Caring for Our Health Care Workers

Share this post:


Supporting the Emotional Well-Being of Health Care Workers during a Pandemic

You can see them all over social media – thank you messages for the medical professionals who have been caring for patients affected by COVID-19. From frontline doctors and nurses to countless allied health workers to support staff such as environmental and food service workers – all have felt the negative impact of this crisis. 

But while health care workers have been fighting a global pandemic, many are also fighting a more personal battle: their own mental health issues.

Stress, lack of sleep, demanding schedules, and struggles with work/life balance represented common challenges for health care workers prior to COVID-19. The pandemic not only intensified these challenges, it added fear of exposure and becoming sick, anger and frustration over insufficient resources to fight the pandemic, isolation from family, trauma and grief over the continued loss of life, and even, sometimes, “harassment from the community for enforcing strict protective measures to reduce the spread of the virus.”

Now, as states are beginning to open back up, organizations from the American Medical Association to the Joint Commission are recommending ways to effectively help health care workers cope. Some of these recommendations are self-care strategies while others are organization-wide practices. Regardless, they are all aimed at helping a psychologically at-risk workforce.


Most recommendations focus on action steps to reduce stress, increase a sense of control, and build a support system that can help mitigate mental health issues brought on by the COVID crisis. When implemented in stages according to workers’ needs – and complemented by expert intervention – they become what psychiatrist Jessica Gold refers to as “a comprehensive and multifaceted” approach to behavioral health care.

Preventive Care: What Managers Can Do

  • Create a safe space for staff to speak openly about their concerns and ask questions of leadership – without fear of reprimand.
  • Keep staff in the loop to help alleviate the stress and anxiety of the unknown. Dispel rumors as they arise.
  • Share good news, whether it is positive feedback or an uplifting patient care stories that staff can rally around.
  • Supportively monitor staff by talking with them about how they are coping with stress and offering resources to address behavioral health issues.
  • Express gratitude for the work they are doing as well as their flexibility and sacrifices throughout the pandemic.

Self-Care: What Health Care Workers Can Do

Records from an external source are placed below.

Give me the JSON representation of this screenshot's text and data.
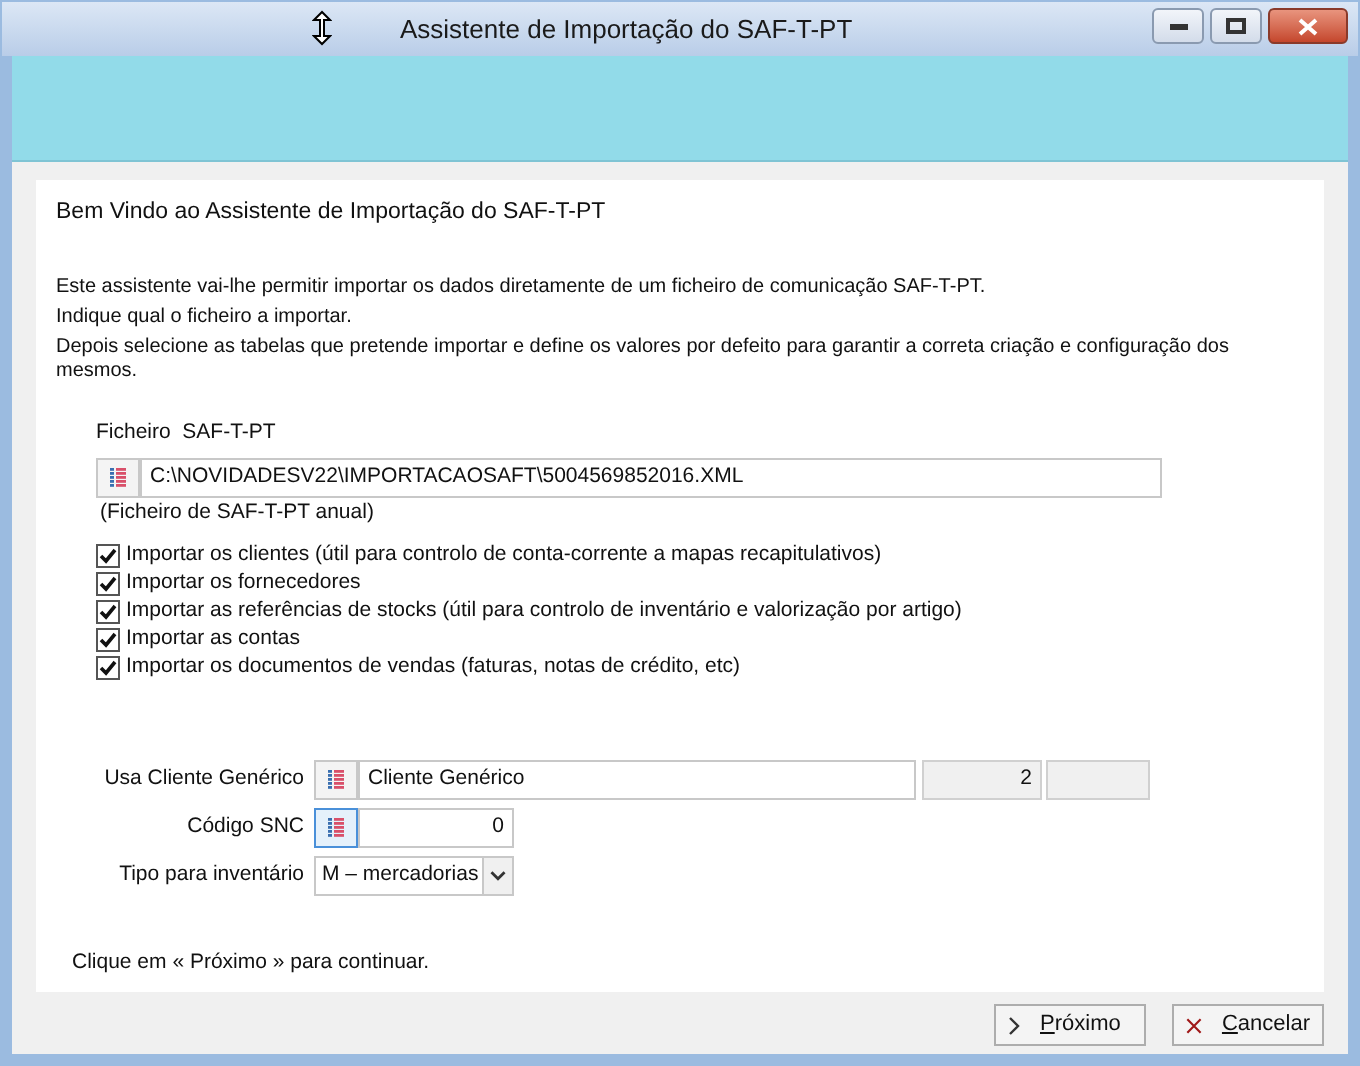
{
  "window": {
    "title": "Assistente de Importação do SAF-T-PT"
  },
  "heading": "Bem Vindo ao Assistente de Importação do SAF-T-PT",
  "intro": [
    "Este assistente vai-lhe permitir importar os dados diretamente de um ficheiro de comunicação SAF-T-PT.",
    "Indique qual o ficheiro a importar.",
    "Depois selecione as tabelas que pretende importar e define os valores por defeito para garantir a correta criação e configuração dos mesmos."
  ],
  "file": {
    "label": "Ficheiro  SAF-T-PT",
    "value": "C:\\NOVIDADESV22\\IMPORTACAOSAFT\\5004569852016.XML",
    "hint": "(Ficheiro de SAF-T-PT anual)"
  },
  "options": [
    {
      "label": "Importar os clientes (útil para controlo de conta-corrente a mapas recapitulativos)",
      "checked": true
    },
    {
      "label": "Importar os fornecedores",
      "checked": true
    },
    {
      "label": "Importar as referências de stocks (útil para controlo de inventário e valorização por artigo)",
      "checked": true
    },
    {
      "label": "Importar as contas",
      "checked": true
    },
    {
      "label": "Importar os documentos de vendas (faturas, notas de crédito, etc)",
      "checked": true
    }
  ],
  "generic_client": {
    "label": "Usa Cliente Genérico",
    "value": "Cliente Genérico",
    "number": "2"
  },
  "snc_code": {
    "label": "Código SNC",
    "value": "0"
  },
  "inventory_type": {
    "label": "Tipo para inventário",
    "value": "M – mercadorias"
  },
  "footer_note": "Clique em « Próximo » para continuar.",
  "buttons": [
    {
      "label": "Próximo",
      "kind": "next"
    },
    {
      "label": "Cancelar",
      "kind": "cancel"
    }
  ]
}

  • Remember the basics of healthy eating, exercise and getting a good night’s sleep, all of which can be forgotten during chaotic, high-stress times.
  • Take a break from the news, social media and even patients and do something relaxing and enjoyable.
  • Practice stress management techniques such as deep breathing, mindfulness, or meditation.
  • Connect with others, even if it is only virtual, for the support needed to get through another difficult day.
  • Feel feelings, rather than avoiding or burying them, to process the pain and start the healing process.

Acute Care: In-the-Moment Resources

  • Rotate workers (when possible) from highly intense, high-stress positions to lower-stress functions.
  • Be flexible with workers who have a family member affected by COVID-19.
  • Utilize trained peer support to provide outreach and mental health support to individuals and teams during times of psychological crisis.
  • Offer psychosocial support including crisis support groups, grief groups, hotlines and virtual support sessions in a centralized location.
  • Bring a crisis team on-site, if needed, to handle a critical event such as an employee death.

Treatment: Removing Barriers to Care

  • Reassure staff that seeking mental health treatment will not negatively impact their career and model this by removing stigma throughout the organization.
  • Create a plan should a worker experience a mental health crisis and need to be transitioned to off-site treatment.

Even after the coronavirus crisis passes, stress, anxiety and uncertainty can and will continue. Healthcare workers will need ongoing access to strategies, resources, and support, offered within a framework that prioritizes their mental and emotional well-being.

Note: This article represents a compilation of information published by others and does not constitute medical advice, a mental health diagnosis or treatment recommendation. It is presented for educational purposes only. Always seek the care of a mental health professional for any mental health concerns. If you are in crisis, contact your local crisis support line or call 911.


Share this post:
Topics: Mental Health

Related posts: